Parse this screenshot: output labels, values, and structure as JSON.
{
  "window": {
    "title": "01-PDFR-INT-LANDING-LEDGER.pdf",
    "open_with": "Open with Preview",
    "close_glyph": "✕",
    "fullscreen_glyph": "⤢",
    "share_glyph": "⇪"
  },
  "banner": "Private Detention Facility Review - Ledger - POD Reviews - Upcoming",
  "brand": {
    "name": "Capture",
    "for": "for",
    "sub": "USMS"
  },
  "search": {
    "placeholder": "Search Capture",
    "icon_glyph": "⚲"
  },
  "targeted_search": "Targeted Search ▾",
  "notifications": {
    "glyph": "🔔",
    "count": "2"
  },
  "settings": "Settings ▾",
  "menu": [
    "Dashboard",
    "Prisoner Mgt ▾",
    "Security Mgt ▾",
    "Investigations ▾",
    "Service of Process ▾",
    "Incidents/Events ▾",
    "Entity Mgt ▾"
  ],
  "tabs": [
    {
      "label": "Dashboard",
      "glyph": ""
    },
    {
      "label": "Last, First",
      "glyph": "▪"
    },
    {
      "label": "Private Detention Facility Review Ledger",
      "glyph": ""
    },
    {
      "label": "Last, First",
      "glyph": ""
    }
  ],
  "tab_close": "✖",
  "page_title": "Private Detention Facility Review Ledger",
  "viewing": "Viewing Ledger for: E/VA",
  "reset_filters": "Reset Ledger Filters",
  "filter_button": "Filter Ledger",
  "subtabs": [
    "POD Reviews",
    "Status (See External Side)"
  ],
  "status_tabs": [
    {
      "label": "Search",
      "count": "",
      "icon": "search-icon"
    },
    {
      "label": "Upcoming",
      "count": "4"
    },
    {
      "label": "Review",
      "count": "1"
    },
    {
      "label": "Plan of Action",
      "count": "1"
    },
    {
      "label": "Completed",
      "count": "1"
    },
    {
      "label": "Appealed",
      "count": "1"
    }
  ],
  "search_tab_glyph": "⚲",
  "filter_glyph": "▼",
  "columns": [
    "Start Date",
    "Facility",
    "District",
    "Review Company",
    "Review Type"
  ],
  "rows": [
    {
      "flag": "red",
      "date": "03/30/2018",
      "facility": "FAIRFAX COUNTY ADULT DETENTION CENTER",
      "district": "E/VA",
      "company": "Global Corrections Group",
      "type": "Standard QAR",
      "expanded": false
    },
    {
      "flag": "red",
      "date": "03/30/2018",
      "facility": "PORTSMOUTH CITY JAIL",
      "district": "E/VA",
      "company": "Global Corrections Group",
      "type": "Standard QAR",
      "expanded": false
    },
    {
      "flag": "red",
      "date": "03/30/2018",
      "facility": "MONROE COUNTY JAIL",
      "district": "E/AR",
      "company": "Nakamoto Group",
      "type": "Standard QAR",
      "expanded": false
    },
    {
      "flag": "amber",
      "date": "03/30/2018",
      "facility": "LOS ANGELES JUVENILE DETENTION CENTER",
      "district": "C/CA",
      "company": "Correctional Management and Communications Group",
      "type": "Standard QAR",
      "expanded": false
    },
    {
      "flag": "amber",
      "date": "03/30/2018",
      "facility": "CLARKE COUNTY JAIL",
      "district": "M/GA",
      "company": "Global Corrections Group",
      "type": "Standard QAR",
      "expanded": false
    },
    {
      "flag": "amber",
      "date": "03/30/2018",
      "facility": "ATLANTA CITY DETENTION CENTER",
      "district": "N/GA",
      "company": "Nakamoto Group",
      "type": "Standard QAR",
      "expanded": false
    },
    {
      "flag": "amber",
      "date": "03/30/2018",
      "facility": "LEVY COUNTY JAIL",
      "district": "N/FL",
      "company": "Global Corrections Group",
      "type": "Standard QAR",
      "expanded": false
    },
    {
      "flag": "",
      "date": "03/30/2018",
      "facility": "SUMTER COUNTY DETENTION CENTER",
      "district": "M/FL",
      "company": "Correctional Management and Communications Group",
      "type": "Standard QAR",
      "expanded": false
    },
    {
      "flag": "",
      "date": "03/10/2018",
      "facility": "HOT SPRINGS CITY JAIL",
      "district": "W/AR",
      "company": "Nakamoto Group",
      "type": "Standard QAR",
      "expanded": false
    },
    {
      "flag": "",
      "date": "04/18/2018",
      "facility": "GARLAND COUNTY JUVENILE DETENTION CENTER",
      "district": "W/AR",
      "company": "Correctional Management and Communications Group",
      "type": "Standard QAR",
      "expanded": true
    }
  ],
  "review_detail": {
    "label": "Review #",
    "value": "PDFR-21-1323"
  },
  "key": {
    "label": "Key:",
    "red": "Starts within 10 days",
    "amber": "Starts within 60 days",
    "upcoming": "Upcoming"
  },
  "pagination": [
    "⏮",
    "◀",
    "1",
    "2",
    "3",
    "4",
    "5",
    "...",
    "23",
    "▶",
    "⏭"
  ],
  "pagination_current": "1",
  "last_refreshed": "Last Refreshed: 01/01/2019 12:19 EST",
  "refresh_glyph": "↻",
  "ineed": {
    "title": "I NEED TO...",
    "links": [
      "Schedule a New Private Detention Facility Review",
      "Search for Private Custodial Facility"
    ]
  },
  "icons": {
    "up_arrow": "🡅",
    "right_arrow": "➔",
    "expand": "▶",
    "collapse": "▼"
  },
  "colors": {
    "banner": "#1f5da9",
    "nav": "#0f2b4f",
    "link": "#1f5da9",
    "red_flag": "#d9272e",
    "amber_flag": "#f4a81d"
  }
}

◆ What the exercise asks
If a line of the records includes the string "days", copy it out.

◆ Task result
    "red": "Starts within 10 days",
    "amber": "Starts within 60 days",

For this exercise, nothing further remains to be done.